Assigned task: Copy every line of the following data that includes the string "title".

Dataset extract:
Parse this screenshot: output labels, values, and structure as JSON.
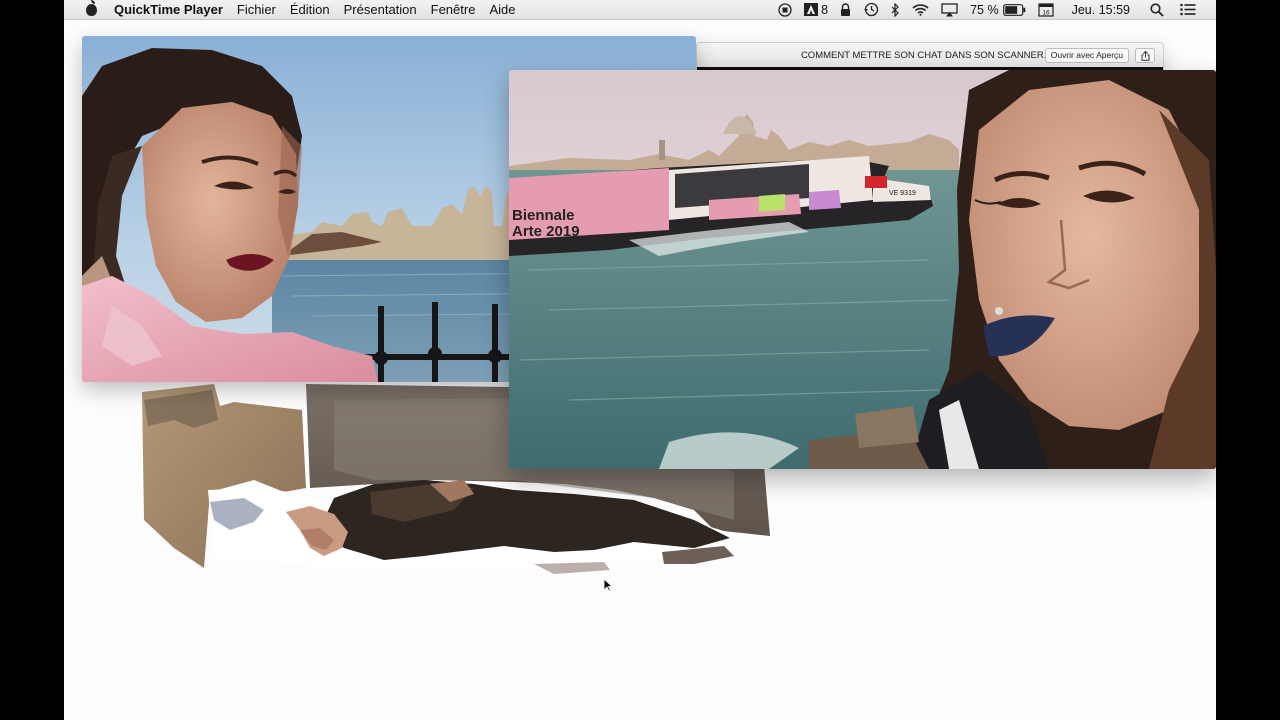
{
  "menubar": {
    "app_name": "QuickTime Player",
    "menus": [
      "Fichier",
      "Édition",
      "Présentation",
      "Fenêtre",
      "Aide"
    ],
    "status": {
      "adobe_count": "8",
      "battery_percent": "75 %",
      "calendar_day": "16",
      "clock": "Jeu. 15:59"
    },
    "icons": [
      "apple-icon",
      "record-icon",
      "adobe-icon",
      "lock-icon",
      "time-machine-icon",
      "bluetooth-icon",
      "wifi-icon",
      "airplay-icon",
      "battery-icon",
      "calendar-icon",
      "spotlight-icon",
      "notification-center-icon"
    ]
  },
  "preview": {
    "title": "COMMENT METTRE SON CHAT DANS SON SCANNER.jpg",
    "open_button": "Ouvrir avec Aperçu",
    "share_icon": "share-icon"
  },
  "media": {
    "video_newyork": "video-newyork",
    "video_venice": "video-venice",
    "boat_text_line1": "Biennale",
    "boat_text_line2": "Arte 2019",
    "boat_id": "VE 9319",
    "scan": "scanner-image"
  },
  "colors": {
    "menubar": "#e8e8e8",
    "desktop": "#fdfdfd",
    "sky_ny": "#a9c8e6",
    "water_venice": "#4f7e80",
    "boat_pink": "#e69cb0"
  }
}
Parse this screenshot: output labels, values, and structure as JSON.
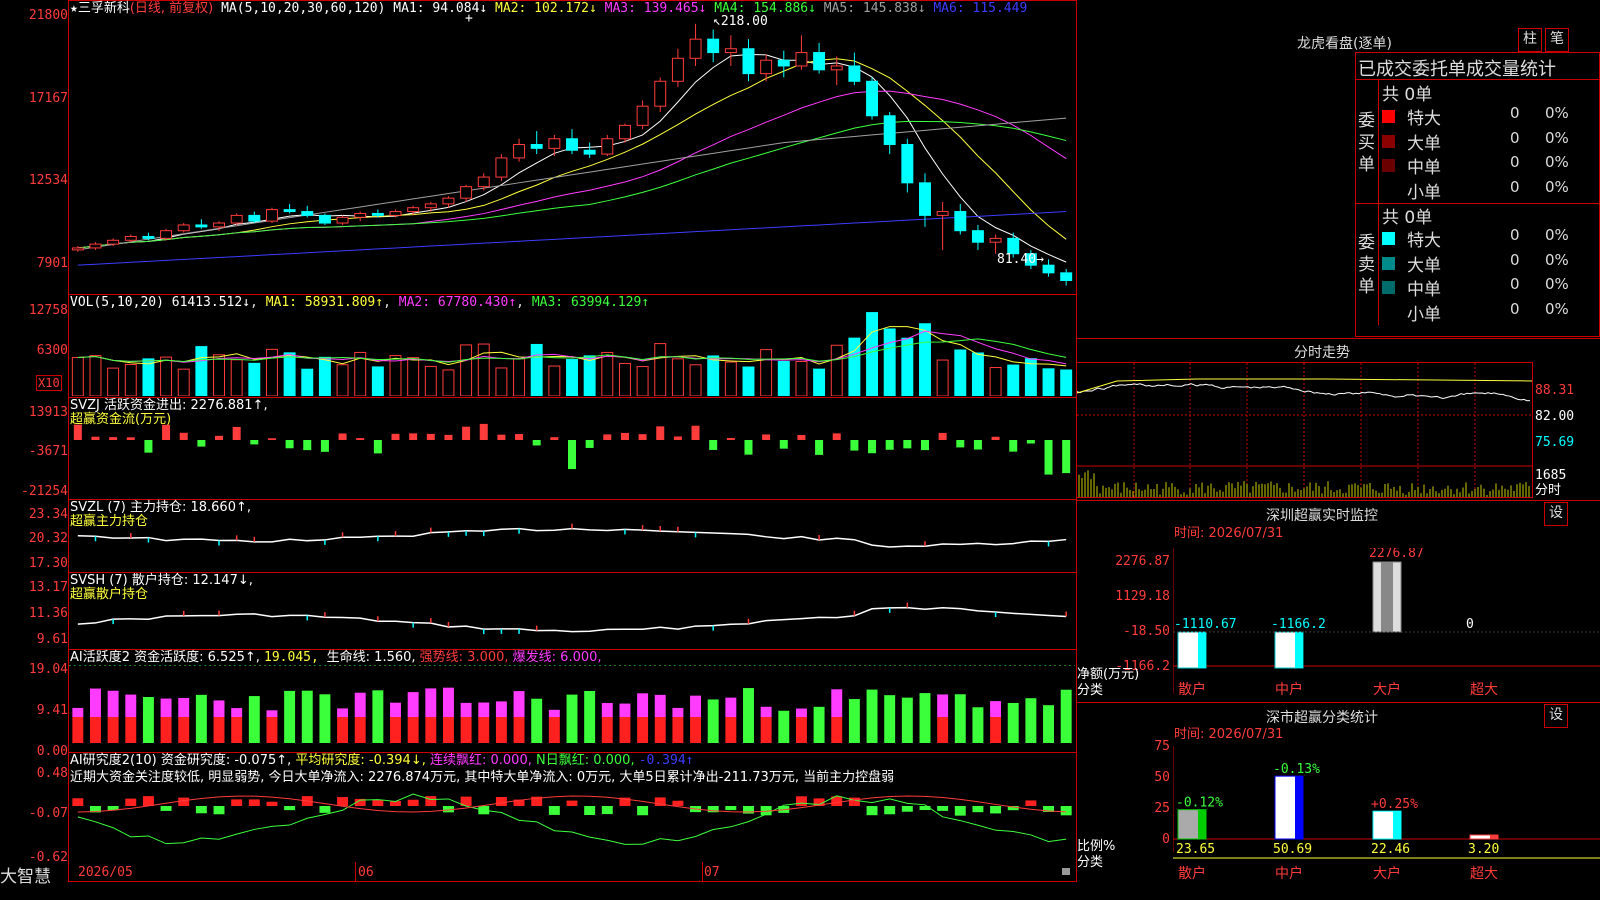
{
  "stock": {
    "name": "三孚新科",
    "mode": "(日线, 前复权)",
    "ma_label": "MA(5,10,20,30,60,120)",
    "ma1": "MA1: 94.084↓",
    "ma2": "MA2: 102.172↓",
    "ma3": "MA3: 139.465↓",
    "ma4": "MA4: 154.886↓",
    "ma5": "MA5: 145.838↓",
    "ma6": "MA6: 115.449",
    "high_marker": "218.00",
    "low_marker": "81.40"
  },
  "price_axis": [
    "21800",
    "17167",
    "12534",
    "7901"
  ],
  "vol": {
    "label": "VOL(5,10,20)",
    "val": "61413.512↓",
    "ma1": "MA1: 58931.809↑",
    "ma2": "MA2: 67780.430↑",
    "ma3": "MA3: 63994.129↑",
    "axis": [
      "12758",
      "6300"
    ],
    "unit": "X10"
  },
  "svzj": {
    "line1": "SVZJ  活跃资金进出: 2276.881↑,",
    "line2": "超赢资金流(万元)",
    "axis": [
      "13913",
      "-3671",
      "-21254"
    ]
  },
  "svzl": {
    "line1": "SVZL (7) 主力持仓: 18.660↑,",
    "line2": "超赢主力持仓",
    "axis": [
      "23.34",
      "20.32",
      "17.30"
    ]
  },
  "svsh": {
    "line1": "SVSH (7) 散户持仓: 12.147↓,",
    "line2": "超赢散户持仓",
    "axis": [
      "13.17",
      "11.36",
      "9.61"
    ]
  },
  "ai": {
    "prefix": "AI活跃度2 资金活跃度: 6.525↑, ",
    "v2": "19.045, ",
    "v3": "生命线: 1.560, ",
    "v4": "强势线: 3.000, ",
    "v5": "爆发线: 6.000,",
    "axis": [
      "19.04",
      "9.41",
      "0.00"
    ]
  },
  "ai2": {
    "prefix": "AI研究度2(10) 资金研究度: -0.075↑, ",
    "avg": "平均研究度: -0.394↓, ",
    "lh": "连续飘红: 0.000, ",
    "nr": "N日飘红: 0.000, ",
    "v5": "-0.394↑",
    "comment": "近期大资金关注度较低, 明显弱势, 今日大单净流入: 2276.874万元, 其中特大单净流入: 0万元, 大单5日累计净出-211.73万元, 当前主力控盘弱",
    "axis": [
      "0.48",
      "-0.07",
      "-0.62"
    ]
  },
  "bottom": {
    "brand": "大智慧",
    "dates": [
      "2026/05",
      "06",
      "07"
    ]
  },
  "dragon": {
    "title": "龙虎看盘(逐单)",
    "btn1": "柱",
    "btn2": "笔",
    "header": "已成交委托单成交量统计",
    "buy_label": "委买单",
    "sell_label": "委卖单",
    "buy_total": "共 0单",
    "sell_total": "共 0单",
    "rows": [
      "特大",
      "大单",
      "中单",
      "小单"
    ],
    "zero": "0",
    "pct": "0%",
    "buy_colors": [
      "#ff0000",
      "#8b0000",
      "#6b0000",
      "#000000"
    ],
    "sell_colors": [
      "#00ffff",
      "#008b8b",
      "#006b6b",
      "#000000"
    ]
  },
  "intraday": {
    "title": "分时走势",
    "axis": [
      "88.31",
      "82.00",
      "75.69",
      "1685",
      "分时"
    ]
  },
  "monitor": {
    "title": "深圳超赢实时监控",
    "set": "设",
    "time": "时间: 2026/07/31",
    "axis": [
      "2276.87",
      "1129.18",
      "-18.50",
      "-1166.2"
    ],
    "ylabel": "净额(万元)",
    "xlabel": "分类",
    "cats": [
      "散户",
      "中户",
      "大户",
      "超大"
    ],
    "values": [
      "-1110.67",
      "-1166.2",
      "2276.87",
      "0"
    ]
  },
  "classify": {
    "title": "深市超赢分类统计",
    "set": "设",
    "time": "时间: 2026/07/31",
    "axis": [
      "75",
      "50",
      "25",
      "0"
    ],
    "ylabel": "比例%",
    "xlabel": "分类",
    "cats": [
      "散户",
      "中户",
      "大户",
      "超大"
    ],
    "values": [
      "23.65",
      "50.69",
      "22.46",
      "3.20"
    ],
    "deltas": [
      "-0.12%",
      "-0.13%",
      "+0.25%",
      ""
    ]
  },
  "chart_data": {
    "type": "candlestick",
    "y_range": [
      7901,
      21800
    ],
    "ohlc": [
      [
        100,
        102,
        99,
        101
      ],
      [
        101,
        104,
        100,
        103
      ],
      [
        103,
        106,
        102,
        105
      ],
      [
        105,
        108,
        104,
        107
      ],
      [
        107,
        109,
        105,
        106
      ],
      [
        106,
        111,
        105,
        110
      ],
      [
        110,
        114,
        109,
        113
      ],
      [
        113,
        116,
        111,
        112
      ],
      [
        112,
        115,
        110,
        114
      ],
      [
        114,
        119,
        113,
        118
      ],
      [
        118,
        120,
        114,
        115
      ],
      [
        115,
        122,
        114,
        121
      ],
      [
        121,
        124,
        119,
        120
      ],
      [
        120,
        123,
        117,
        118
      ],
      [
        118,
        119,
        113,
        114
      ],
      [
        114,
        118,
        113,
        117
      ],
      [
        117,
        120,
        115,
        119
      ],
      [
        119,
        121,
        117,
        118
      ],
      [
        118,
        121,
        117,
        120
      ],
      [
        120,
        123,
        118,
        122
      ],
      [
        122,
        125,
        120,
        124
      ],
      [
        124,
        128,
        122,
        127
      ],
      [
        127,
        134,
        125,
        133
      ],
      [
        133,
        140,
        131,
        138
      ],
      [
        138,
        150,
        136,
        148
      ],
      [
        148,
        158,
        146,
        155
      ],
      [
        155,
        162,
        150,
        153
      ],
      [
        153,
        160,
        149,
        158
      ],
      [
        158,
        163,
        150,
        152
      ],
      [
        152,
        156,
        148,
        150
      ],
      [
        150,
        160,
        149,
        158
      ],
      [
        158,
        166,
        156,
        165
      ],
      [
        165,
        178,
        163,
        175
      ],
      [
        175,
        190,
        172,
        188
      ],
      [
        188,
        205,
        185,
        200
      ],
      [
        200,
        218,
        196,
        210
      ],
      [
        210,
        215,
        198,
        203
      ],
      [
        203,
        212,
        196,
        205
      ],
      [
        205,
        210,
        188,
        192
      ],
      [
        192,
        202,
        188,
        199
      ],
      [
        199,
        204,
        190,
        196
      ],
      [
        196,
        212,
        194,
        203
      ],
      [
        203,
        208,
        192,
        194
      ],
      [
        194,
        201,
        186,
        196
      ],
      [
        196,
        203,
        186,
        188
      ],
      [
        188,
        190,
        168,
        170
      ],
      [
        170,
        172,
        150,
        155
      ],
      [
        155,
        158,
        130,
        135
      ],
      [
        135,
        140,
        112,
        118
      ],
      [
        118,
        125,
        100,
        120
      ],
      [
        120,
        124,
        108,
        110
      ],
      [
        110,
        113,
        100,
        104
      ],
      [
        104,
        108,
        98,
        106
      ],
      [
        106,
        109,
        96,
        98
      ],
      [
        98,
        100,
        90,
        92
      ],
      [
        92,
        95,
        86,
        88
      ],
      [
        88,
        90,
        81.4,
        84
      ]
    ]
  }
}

Answer to the exercise:
    "title": "COMMENT METTRE SON CHAT DANS SON SCANNER.jpg",
    "title": "龙虎看盘(逐单)",
    "title": "分时走势",
    "title": "深圳超赢实时监控",
    "title": "深市超赢分类统计",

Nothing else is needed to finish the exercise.